Wildwood Way features a variety of upland habitats including a meadow and forests. A variety of upland songbirds may be seen along Wildwood Way and occasionally views of the lake. There are two trailheads. One approach is at the pavilion at the north end of the lake and the other is next to the restrooms at the south end of the lake. Wildwood Way passes through the Olewine Nature Center parking area. Wildwood Way and the Towpath Trial combine to form a 3.1 mile loop around the lake. The loop is used extensively for walking, jogging and bike riding, and in winter, cross-country skiing.
The Towpath Trail provides good views of the lake on the east and a remnant of the Pennsylvania Canal on the west. It is a good place to see wetland birds, songbirds, and turtles basking on logs in the canal. The trail runs from the pavilion at the north end of the lake to the restrooms at the south end. The Towpath and Wildwood Way combine to form a 3.1 mile loop around the lake. The loop is used extensively for walking, jogging and bike riding, and in winter, cross-country skiing.
The East Shore Trail parallels the edge of the lake and passes through wet woodlands that border an area containing mature hardwood trees. A variety of wetland birds and upland songbirds may be seen here. A highlight of the trail is the large sycamore tree at the edge of the lake at about the mid-point of the trail. It can be viewed from an adjacent bridge. There are two trailheads off Wildwood Way. Because this is a fragile trail, bicycles are not permitted.
Tall Timbers Trail drops from a ridge into a gorge, then climbs up a steep incline to the adjacent ridge. Log steps are helpful in getting down to the bottom of the gorge and up the other side but it is still a difficult hike. One ridge contains mature beech, maples and mixed hardwoods. Birds here are primarily upland songbirds. In spring wildflowers can be abundant. The trail is entered from Wildwood Way either across from the northern trailhead of the East Shore Trail or across from the meadow. Bikes are not permitted on this trail.

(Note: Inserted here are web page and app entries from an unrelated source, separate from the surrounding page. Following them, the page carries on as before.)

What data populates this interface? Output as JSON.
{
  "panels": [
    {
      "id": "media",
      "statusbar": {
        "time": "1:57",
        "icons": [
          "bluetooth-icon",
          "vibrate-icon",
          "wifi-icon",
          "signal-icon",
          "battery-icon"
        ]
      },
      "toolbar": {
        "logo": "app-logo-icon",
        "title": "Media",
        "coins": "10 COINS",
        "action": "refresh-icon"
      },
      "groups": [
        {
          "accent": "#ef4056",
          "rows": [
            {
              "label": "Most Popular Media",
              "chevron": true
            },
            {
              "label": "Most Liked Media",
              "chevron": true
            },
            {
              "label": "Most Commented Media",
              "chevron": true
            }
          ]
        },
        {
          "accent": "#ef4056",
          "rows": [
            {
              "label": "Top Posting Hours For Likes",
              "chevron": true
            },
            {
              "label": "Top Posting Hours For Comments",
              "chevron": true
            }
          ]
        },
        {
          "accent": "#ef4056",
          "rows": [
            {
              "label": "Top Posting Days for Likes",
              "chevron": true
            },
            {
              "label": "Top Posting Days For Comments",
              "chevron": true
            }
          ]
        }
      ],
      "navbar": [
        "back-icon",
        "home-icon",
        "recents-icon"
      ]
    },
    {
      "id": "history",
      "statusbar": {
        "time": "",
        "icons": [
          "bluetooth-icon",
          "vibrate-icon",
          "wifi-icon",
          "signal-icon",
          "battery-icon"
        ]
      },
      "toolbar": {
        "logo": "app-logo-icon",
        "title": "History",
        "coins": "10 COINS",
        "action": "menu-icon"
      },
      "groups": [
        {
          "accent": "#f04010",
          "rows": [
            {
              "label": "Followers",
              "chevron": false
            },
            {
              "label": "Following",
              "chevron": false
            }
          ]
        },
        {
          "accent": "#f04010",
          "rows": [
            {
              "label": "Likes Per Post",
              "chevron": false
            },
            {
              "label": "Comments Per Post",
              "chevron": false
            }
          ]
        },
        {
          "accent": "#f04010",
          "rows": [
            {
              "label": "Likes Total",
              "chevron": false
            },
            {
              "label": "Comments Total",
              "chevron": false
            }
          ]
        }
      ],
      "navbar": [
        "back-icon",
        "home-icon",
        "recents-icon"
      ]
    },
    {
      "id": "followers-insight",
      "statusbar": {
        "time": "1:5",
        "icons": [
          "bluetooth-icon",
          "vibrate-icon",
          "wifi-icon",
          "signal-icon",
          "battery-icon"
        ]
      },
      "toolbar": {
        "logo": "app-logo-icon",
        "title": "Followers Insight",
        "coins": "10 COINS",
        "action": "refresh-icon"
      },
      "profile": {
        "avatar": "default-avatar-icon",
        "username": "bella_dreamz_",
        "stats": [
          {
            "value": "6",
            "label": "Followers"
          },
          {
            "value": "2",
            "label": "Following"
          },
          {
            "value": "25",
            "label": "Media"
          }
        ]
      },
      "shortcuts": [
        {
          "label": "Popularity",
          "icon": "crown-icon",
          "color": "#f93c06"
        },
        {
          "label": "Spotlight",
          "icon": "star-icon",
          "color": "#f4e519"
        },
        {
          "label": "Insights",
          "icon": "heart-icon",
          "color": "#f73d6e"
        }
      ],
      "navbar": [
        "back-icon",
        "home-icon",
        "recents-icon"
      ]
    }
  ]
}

Fox Run Trail leads hikers through one of the most pristine areas in Wildwood Park. With the bog bridges, hikers are able to keep their feet dry while enjoying and preserving sensitive habitat.
Naturalists at Wildwood Park expect to find the improved habitat an excellent breeding area for frogs, salamanders, and wildflowers.
The Delta Boardwalk meanders through a marsh and wet woodland where a variety of wetland and upland birds may be seen. The marsh is an important nesting area for wetland birds such as Canada geese, various ducks and red-winged blackbirds. You can approach the boardwalk from Wildwood Way at the base of the hill behind Olewine Nature Center or from Wildwood Way near the bridge over Paxton Creek. No bicycles, roller blades or skateboards are permitted on the boardwalk. Bicycles must be walked on the boardwalk.
The North Boardwalk winds through a wet woodland and marsh. The blind at the end of the walkway provides excellent bird watching for much of the year. Wetland birds and a variety of marsh plants are abundant along the walk. The trailhead is on Wildwood Way just north of Wildwood Way crossing Paxton Creek. No bicycles, roller blades or skateboards are permitted on the boardwalk. Bicycles must be walked on the boardwalk.
Click the link below to plan and map out your Wildwood Park adventure. Don’t forget, when you’re done walking or hiking the trails, stop in and visit our Nature Center!